TASK: Give back every record that follows, exactly as written.

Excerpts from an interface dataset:
★ ★ ★ ★
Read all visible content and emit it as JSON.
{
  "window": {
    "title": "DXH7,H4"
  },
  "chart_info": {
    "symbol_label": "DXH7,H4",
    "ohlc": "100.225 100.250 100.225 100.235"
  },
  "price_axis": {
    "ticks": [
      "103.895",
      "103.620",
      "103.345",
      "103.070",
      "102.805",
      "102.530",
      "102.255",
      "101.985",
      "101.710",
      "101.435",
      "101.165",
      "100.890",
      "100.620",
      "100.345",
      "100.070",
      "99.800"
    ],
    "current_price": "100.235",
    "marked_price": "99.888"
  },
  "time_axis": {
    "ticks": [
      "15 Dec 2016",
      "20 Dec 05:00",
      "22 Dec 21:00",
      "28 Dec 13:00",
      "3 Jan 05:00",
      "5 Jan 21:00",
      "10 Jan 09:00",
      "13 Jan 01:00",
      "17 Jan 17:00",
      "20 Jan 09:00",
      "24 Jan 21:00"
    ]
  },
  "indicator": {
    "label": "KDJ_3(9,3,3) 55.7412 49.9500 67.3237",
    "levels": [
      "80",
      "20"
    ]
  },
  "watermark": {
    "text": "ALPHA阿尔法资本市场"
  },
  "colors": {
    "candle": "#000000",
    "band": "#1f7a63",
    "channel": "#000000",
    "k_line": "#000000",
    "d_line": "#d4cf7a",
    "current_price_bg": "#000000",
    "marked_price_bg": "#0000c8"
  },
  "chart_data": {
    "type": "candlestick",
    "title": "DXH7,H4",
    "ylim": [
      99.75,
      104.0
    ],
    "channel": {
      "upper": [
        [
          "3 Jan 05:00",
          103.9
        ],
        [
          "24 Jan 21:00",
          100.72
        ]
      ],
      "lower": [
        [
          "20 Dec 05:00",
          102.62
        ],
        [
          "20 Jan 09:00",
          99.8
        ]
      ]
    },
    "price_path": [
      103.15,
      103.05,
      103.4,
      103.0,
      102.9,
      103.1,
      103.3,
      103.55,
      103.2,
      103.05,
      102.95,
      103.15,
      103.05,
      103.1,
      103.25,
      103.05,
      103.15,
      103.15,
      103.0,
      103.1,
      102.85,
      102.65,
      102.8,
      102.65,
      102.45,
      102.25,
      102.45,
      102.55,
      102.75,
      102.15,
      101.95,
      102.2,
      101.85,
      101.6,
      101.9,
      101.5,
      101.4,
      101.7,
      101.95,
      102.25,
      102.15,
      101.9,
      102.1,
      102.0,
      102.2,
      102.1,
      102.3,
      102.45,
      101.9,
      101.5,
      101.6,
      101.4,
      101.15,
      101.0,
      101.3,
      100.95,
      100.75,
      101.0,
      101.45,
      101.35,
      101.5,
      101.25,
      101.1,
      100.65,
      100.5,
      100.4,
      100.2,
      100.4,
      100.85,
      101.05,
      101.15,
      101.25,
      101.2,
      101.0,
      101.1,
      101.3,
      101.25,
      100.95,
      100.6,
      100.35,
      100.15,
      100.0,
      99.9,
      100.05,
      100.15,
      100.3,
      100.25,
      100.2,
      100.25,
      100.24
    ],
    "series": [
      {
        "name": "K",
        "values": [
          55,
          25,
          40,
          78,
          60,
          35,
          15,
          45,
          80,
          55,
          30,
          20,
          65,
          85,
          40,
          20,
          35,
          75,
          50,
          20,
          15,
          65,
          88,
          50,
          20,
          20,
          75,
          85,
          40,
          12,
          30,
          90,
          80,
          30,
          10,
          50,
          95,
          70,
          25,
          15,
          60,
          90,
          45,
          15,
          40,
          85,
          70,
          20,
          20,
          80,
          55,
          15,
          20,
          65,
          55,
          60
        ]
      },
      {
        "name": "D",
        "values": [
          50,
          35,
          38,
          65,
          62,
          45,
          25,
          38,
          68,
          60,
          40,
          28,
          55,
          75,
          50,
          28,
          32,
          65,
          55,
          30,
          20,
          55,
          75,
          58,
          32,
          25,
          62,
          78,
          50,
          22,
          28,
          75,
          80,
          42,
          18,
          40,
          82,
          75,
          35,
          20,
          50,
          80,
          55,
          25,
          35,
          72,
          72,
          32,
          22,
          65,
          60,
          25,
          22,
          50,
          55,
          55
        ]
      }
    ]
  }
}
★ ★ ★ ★
FINAL ANSWER:
Read all visible content and emit it as JSON.
{
  "window": {
    "title": "DXH7,H4"
  },
  "chart_info": {
    "symbol_label": "DXH7,H4",
    "ohlc": "100.225 100.250 100.225 100.235"
  },
  "price_axis": {
    "ticks": [
      "103.895",
      "103.620",
      "103.345",
      "103.070",
      "102.805",
      "102.530",
      "102.255",
      "101.985",
      "101.710",
      "101.435",
      "101.165",
      "100.890",
      "100.620",
      "100.345",
      "100.070",
      "99.800"
    ],
    "current_price": "100.235",
    "marked_price": "99.888"
  },
  "time_axis": {
    "ticks": [
      "15 Dec 2016",
      "20 Dec 05:00",
      "22 Dec 21:00",
      "28 Dec 13:00",
      "3 Jan 05:00",
      "5 Jan 21:00",
      "10 Jan 09:00",
      "13 Jan 01:00",
      "17 Jan 17:00",
      "20 Jan 09:00",
      "24 Jan 21:00"
    ]
  },
  "indicator": {
    "label": "KDJ_3(9,3,3) 55.7412 49.9500 67.3237",
    "levels": [
      "80",
      "20"
    ]
  },
  "watermark": {
    "text": "ALPHA阿尔法资本市场"
  },
  "colors": {
    "candle": "#000000",
    "band": "#1f7a63",
    "channel": "#000000",
    "k_line": "#000000",
    "d_line": "#d4cf7a",
    "current_price_bg": "#000000",
    "marked_price_bg": "#0000c8"
  },
  "chart_data": {
    "type": "candlestick",
    "title": "DXH7,H4",
    "ylim": [
      99.75,
      104.0
    ],
    "channel": {
      "upper": [
        [
          "3 Jan 05:00",
          103.9
        ],
        [
          "24 Jan 21:00",
          100.72
        ]
      ],
      "lower": [
        [
          "20 Dec 05:00",
          102.62
        ],
        [
          "20 Jan 09:00",
          99.8
        ]
      ]
    },
    "price_path": [
      103.15,
      103.05,
      103.4,
      103.0,
      102.9,
      103.1,
      103.3,
      103.55,
      103.2,
      103.05,
      102.95,
      103.15,
      103.05,
      103.1,
      103.25,
      103.05,
      103.15,
      103.15,
      103.0,
      103.1,
      102.85,
      102.65,
      102.8,
      102.65,
      102.45,
      102.25,
      102.45,
      102.55,
      102.75,
      102.15,
      101.95,
      102.2,
      101.85,
      101.6,
      101.9,
      101.5,
      101.4,
      101.7,
      101.95,
      102.25,
      102.15,
      101.9,
      102.1,
      102.0,
      102.2,
      102.1,
      102.3,
      102.45,
      101.9,
      101.5,
      101.6,
      101.4,
      101.15,
      101.0,
      101.3,
      100.95,
      100.75,
      101.0,
      101.45,
      101.35,
      101.5,
      101.25,
      101.1,
      100.65,
      100.5,
      100.4,
      100.2,
      100.4,
      100.85,
      101.05,
      101.15,
      101.25,
      101.2,
      101.0,
      101.1,
      101.3,
      101.25,
      100.95,
      100.6,
      100.35,
      100.15,
      100.0,
      99.9,
      100.05,
      100.15,
      100.3,
      100.25,
      100.2,
      100.25,
      100.24
    ],
    "series": [
      {
        "name": "K",
        "values": [
          55,
          25,
          40,
          78,
          60,
          35,
          15,
          45,
          80,
          55,
          30,
          20,
          65,
          85,
          40,
          20,
          35,
          75,
          50,
          20,
          15,
          65,
          88,
          50,
          20,
          20,
          75,
          85,
          40,
          12,
          30,
          90,
          80,
          30,
          10,
          50,
          95,
          70,
          25,
          15,
          60,
          90,
          45,
          15,
          40,
          85,
          70,
          20,
          20,
          80,
          55,
          15,
          20,
          65,
          55,
          60
        ]
      },
      {
        "name": "D",
        "values": [
          50,
          35,
          38,
          65,
          62,
          45,
          25,
          38,
          68,
          60,
          40,
          28,
          55,
          75,
          50,
          28,
          32,
          65,
          55,
          30,
          20,
          55,
          75,
          58,
          32,
          25,
          62,
          78,
          50,
          22,
          28,
          75,
          80,
          42,
          18,
          40,
          82,
          75,
          35,
          20,
          50,
          80,
          55,
          25,
          35,
          72,
          72,
          32,
          22,
          65,
          60,
          25,
          22,
          50,
          55,
          55
        ]
      }
    ]
  }
}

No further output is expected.